The argument by many, including myself, to reinvest in ourselves and our communities has been more of an emotional plea up until this point. In previous Reader’s Recommendations, I have been reading and recommending books more about the conceptual and ideological ways to build (or rebuild) our cities. That is all fine and dandy, but the way most Americans, investors, and governments think are in economic terms. “What’s in it for me?” Or, “If downtown is great, why aren’t people investing in it?” This book goes into great rational and factual economic reasons why it makes more sense than ever.
The average American passively invests in his or her retirement account for decades and hopes that come retirement time, they are able to live comfortably in their golden years. If this recent financial crisis has taught us anything, even when things were supposedly “the greatest times in our history,” we have more people ill-equipped for their own retirements than ever.
As the first chapter of Local Dollars, Local Sense highlights:
between 1871 and 2010, stocks listed by the S&P generated an annual rate of return of 2.6%.
This dispels the myth sold around financial advisory tables that you’ll see an average of 8% by investing in “the market.” This might come as a shock to most, but sadly it is the truth.
Most of what we invest into via 401(k)’s, Mutual Funds, etc… can be considered the root of our problems in our local communities. We invest in companies that are large enough to be listed on stock exchanges and more times than not, these are not in your town. Think about this – if you wanted to invest in your local community businesses, you can’t. The SEC and Federal regulators don’t make that possible with all their legal hoopla. So your local small to mid-sized businesses languish because they can’t get the same funding and perks as say our good friends at Walmart. Since the people managing your accounts are looking for big gains and returns you get a portfolio of large conglomerates and an invest market which is highly speculative chasing profits.

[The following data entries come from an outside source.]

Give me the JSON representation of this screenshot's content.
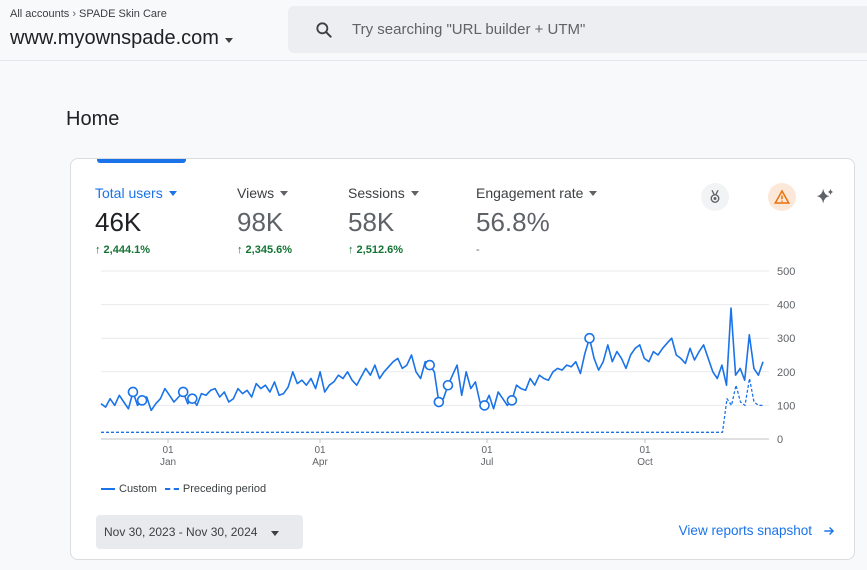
{
  "header": {
    "breadcrumb_all": "All accounts",
    "breadcrumb_sep": "›",
    "breadcrumb_account": "SPADE Skin Care",
    "property": "www.myownspade.com",
    "search_placeholder": "Try searching \"URL builder + UTM\""
  },
  "page": {
    "title": "Home"
  },
  "metrics": [
    {
      "label": "Total users",
      "value": "46K",
      "change": "↑ 2,444.1%"
    },
    {
      "label": "Views",
      "value": "98K",
      "change": "↑ 2,345.6%"
    },
    {
      "label": "Sessions",
      "value": "58K",
      "change": "↑ 2,512.6%"
    },
    {
      "label": "Engagement rate",
      "value": "56.8%",
      "change": "-"
    }
  ],
  "icons": [
    "insights-medal-icon",
    "warning-icon",
    "sparkle-icon",
    "search-icon"
  ],
  "colors": {
    "accent": "#1a73e8",
    "positive": "#137333",
    "warning": "#e8710a"
  },
  "chart_data": {
    "type": "line",
    "x_ticks": [
      {
        "day": "01",
        "month": "Jan"
      },
      {
        "day": "01",
        "month": "Apr"
      },
      {
        "day": "01",
        "month": "Jul"
      },
      {
        "day": "01",
        "month": "Oct"
      }
    ],
    "y_ticks": [
      "500",
      "400",
      "300",
      "200",
      "100",
      "0"
    ],
    "ylim": [
      0,
      500
    ],
    "grid": true,
    "series": [
      {
        "name": "Custom",
        "style": "solid",
        "values": [
          105,
          95,
          120,
          100,
          130,
          110,
          90,
          140,
          100,
          115,
          125,
          85,
          105,
          120,
          150,
          130,
          110,
          125,
          140,
          105,
          120,
          100,
          135,
          130,
          145,
          150,
          125,
          140,
          110,
          120,
          150,
          135,
          145,
          125,
          165,
          150,
          160,
          140,
          170,
          130,
          135,
          155,
          200,
          165,
          175,
          160,
          180,
          150,
          200,
          140,
          160,
          170,
          190,
          180,
          200,
          175,
          160,
          185,
          210,
          190,
          220,
          180,
          200,
          215,
          230,
          240,
          210,
          220,
          250,
          200,
          180,
          230,
          220,
          200,
          110,
          120,
          160,
          190,
          220,
          130,
          200,
          150,
          170,
          110,
          100,
          130,
          90,
          140,
          120,
          100,
          115,
          160,
          150,
          145,
          180,
          160,
          190,
          180,
          175,
          200,
          210,
          205,
          220,
          215,
          230,
          195,
          255,
          300,
          240,
          205,
          230,
          280,
          230,
          260,
          240,
          210,
          250,
          270,
          280,
          240,
          230,
          260,
          250,
          270,
          285,
          300,
          250,
          240,
          225,
          270,
          235,
          260,
          280,
          240,
          200,
          180,
          220,
          160,
          390,
          190,
          210,
          175,
          310,
          210,
          190,
          230
        ]
      },
      {
        "name": "Preceding period",
        "style": "dashed",
        "values": [
          20,
          20,
          20,
          20,
          20,
          20,
          20,
          20,
          20,
          20,
          20,
          20,
          20,
          20,
          20,
          20,
          20,
          20,
          20,
          20,
          20,
          20,
          20,
          20,
          20,
          20,
          20,
          20,
          20,
          20,
          20,
          20,
          20,
          20,
          20,
          20,
          20,
          20,
          20,
          20,
          20,
          20,
          20,
          20,
          20,
          20,
          20,
          20,
          20,
          20,
          20,
          20,
          20,
          20,
          20,
          20,
          20,
          20,
          20,
          20,
          20,
          20,
          20,
          20,
          20,
          20,
          20,
          20,
          20,
          20,
          20,
          20,
          20,
          20,
          20,
          20,
          20,
          20,
          20,
          20,
          20,
          20,
          20,
          20,
          20,
          20,
          20,
          20,
          20,
          20,
          20,
          20,
          20,
          20,
          20,
          20,
          20,
          20,
          20,
          20,
          20,
          20,
          20,
          20,
          20,
          20,
          20,
          20,
          20,
          20,
          20,
          20,
          20,
          20,
          20,
          20,
          20,
          20,
          20,
          20,
          20,
          20,
          20,
          20,
          20,
          20,
          20,
          20,
          20,
          20,
          20,
          20,
          20,
          20,
          20,
          20,
          20,
          20,
          20,
          120,
          100,
          160,
          110,
          100,
          180,
          110,
          100,
          100
        ]
      }
    ]
  },
  "legend": {
    "custom": "Custom",
    "preceding": "Preceding period"
  },
  "footer": {
    "date_range": "Nov 30, 2023 - Nov 30, 2024",
    "snapshot_link": "View reports snapshot"
  }
}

It’s a tough predicament we are in right now. And myself, of which I classify as a very entrepreneurial-minded 30-year-old, find it tough to get things started or off the ground. Not because my ideas aren’t good per se, but anything new or small is deemed risky by banks and investors. Thanks Chase, now you aren’t getting a Christmas card from me.

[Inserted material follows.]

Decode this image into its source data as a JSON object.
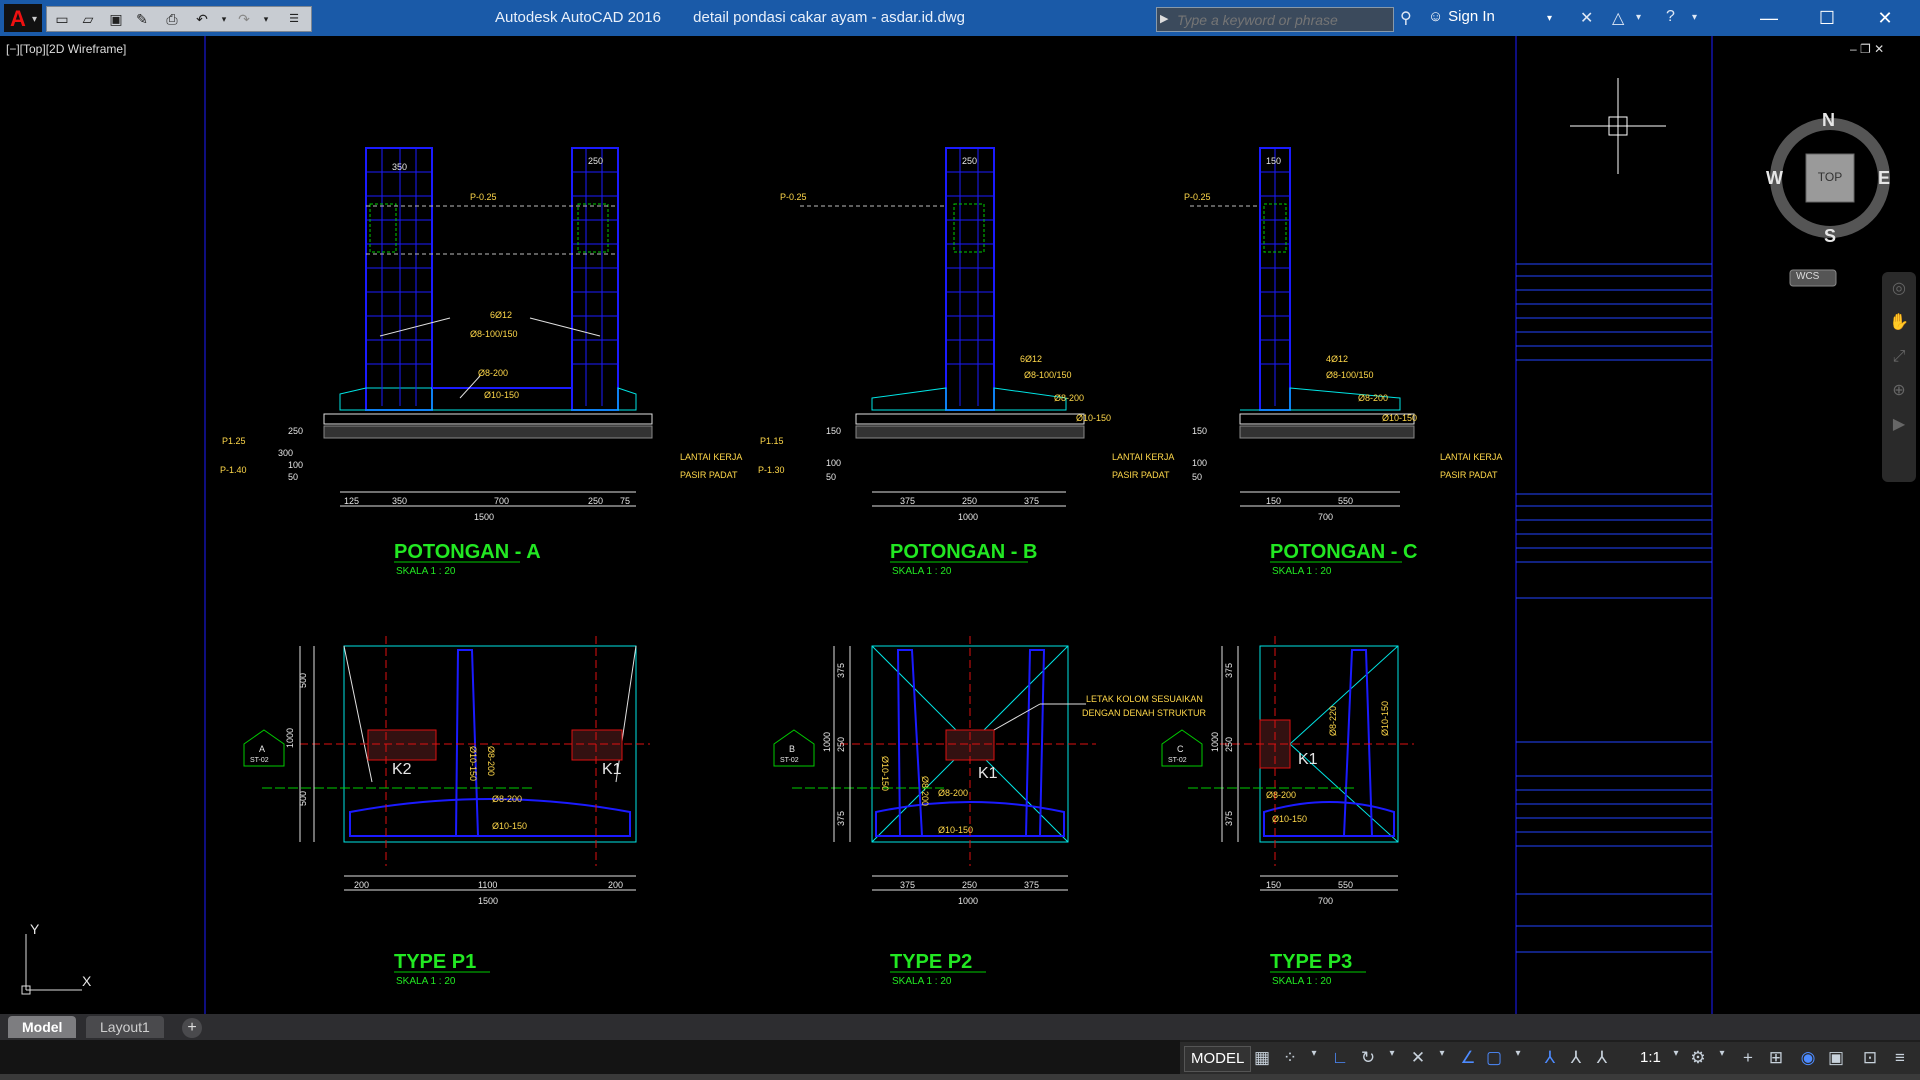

So there has to be an alternative right? YES!!! From co-ops to crowd-funding and even to creating our own community stock exchanges, the author inspires and motivates the reader of the numerous possibilities to reclaiming our own communities while simultaneously receiving modest returns. I won’t go into every minute detail here in this post, but what I can recommend is that you pick up a copy of Local Dollars, Local Sense. Then you can begin not only helping resurrect your local communities, but creating a manageable portfolio of local investments that pays you back at the same time.